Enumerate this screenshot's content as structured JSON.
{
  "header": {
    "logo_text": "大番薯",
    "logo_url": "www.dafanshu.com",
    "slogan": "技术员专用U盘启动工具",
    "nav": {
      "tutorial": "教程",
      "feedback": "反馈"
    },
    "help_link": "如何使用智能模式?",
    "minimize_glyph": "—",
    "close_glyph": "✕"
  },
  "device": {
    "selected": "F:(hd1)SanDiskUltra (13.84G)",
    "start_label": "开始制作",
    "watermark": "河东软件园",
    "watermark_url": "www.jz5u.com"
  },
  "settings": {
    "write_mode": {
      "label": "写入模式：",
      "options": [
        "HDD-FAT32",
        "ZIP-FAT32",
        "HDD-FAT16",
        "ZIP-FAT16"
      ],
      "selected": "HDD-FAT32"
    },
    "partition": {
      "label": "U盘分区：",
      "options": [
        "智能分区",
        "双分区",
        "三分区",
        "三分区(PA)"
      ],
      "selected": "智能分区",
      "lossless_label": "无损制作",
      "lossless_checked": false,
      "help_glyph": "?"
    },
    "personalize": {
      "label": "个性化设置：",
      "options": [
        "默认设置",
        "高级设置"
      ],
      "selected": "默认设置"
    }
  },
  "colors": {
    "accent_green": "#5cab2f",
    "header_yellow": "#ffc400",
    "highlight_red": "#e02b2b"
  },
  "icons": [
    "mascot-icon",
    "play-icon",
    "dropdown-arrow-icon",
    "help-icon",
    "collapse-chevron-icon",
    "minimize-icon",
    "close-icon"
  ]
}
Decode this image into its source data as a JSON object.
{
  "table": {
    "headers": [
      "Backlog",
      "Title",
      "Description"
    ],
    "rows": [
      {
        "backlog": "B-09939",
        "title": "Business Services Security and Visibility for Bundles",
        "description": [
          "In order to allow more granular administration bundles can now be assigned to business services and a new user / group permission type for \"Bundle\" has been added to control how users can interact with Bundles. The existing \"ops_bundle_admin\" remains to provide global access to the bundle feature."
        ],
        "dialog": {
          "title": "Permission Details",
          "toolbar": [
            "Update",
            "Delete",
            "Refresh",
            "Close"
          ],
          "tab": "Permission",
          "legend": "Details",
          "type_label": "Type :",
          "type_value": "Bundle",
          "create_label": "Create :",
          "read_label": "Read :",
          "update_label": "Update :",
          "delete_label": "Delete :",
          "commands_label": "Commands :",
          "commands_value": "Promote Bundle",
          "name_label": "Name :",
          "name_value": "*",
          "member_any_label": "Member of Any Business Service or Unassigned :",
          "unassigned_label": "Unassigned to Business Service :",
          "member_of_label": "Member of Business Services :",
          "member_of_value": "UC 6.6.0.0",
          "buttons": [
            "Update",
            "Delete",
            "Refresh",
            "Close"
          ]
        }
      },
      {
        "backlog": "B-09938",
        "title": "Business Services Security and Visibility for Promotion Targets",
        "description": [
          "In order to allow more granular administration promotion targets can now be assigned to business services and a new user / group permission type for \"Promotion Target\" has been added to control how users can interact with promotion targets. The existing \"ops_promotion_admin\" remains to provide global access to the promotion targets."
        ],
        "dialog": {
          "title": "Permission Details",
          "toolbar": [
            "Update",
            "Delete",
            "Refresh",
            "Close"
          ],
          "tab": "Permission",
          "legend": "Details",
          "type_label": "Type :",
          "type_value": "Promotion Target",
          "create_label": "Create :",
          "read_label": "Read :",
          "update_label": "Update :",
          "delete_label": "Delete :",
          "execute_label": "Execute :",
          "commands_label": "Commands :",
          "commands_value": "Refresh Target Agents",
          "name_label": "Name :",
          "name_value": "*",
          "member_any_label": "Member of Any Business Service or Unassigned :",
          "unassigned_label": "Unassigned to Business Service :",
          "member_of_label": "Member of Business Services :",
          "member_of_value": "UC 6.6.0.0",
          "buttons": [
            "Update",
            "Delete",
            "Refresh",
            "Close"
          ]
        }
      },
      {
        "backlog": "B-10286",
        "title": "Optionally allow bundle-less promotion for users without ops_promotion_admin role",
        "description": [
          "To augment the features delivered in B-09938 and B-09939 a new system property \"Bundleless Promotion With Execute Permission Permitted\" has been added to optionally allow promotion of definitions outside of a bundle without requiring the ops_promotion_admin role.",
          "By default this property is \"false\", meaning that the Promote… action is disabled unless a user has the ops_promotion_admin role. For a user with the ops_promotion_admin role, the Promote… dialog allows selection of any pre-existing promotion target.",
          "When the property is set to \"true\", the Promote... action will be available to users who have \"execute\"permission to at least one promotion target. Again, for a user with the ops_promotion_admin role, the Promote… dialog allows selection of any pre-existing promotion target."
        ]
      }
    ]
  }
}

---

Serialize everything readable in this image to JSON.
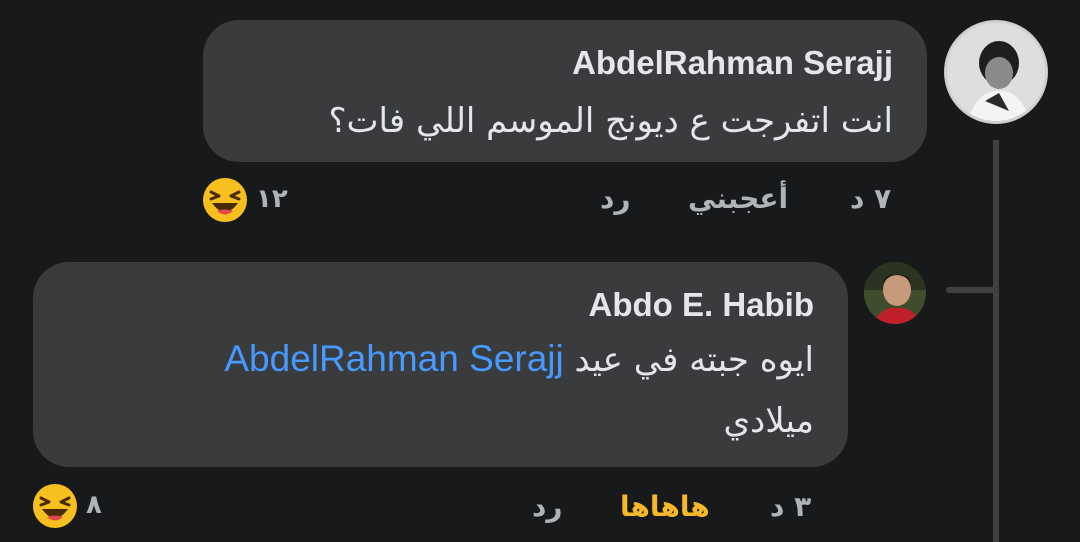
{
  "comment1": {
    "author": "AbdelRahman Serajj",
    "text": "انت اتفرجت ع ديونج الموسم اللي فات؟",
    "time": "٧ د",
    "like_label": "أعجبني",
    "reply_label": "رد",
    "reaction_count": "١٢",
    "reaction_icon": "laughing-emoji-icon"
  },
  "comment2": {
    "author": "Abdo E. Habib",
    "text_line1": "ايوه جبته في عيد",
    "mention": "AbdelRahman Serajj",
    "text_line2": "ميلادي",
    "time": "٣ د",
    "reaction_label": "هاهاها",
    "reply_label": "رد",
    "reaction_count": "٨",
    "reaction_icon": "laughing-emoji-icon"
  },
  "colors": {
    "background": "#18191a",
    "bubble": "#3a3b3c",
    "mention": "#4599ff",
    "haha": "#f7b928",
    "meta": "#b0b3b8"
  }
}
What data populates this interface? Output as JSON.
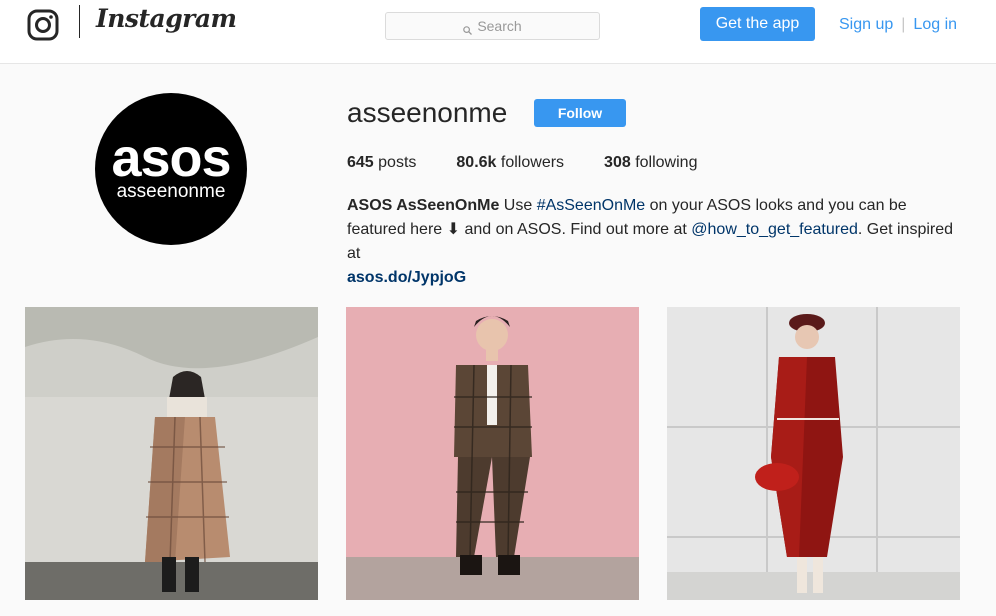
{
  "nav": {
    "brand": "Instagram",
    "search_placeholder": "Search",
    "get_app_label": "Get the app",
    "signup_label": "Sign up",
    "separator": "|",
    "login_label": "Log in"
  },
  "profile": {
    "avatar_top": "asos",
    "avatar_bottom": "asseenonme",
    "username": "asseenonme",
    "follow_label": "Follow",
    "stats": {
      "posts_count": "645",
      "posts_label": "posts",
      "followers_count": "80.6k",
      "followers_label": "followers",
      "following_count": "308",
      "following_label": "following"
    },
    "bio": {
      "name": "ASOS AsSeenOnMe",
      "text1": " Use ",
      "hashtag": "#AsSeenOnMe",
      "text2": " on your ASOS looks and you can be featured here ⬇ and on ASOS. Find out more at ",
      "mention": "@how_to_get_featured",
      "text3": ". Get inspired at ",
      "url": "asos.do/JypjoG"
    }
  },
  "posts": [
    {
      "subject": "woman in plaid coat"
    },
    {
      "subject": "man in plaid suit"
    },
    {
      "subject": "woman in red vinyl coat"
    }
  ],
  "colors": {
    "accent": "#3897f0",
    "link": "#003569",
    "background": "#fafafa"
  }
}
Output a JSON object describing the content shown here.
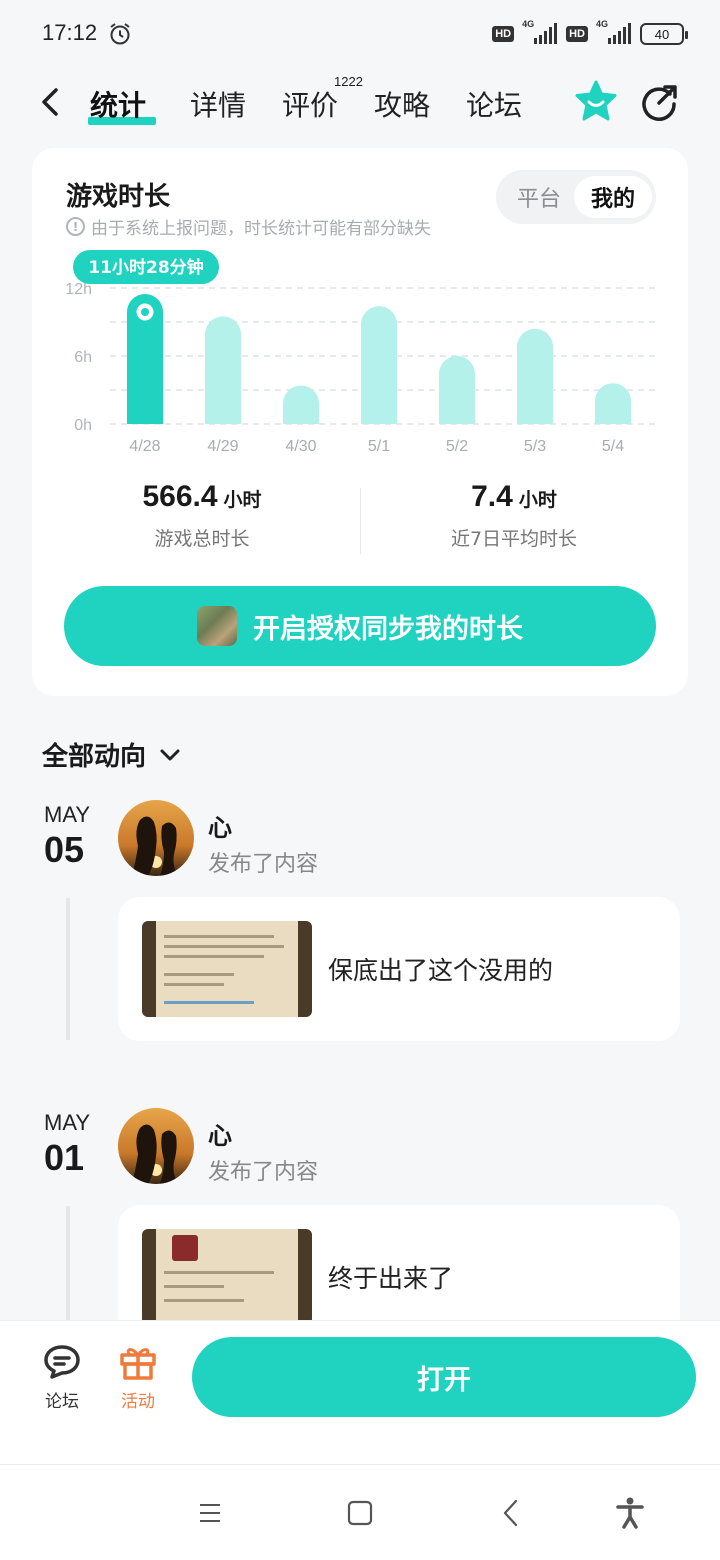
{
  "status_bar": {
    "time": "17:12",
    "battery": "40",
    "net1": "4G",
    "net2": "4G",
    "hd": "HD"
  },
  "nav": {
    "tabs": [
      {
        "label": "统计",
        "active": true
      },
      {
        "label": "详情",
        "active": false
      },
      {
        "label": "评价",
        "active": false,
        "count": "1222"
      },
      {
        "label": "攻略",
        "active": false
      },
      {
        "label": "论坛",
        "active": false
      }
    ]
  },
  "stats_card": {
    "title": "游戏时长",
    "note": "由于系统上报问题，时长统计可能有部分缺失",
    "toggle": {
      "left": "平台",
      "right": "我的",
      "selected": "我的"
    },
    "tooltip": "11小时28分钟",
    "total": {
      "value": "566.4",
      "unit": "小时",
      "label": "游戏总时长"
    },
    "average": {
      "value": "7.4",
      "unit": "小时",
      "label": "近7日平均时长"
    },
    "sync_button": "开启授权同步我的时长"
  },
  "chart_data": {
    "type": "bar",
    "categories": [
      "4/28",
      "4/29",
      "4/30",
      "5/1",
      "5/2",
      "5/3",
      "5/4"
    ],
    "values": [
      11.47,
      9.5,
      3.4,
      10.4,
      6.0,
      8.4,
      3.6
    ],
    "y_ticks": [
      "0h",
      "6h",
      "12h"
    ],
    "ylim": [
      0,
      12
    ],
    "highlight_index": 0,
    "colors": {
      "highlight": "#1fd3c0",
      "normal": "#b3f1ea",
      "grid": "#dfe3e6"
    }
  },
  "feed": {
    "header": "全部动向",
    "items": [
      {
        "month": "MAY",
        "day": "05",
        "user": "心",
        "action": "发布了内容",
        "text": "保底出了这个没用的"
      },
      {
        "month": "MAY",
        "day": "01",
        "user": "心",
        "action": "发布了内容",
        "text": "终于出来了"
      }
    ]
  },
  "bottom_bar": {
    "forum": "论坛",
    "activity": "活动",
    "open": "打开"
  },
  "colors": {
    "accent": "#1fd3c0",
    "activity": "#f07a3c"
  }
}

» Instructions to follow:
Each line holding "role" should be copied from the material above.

» Solved exercise:
        "title": "Optionally allow bundle-less promotion for users without ops_promotion_admin role",
          "To augment the features delivered in B-09938 and B-09939 a new system property \"Bundleless Promotion With Execute Permission Permitted\" has been added to optionally allow promotion of definitions outside of a bundle without requiring the ops_promotion_admin role.",
          "By default this property is \"false\", meaning that the Promote… action is disabled unless a user has the ops_promotion_admin role. For a user with the ops_promotion_admin role, the Promote… dialog allows selection of any pre-existing promotion target.",
          "When the property is set to \"true\", the Promote... action will be available to users who have \"execute\"permission to at least one promotion target. Again, for a user with the ops_promotion_admin role, the Promote… dialog allows selection of any pre-existing promotion target."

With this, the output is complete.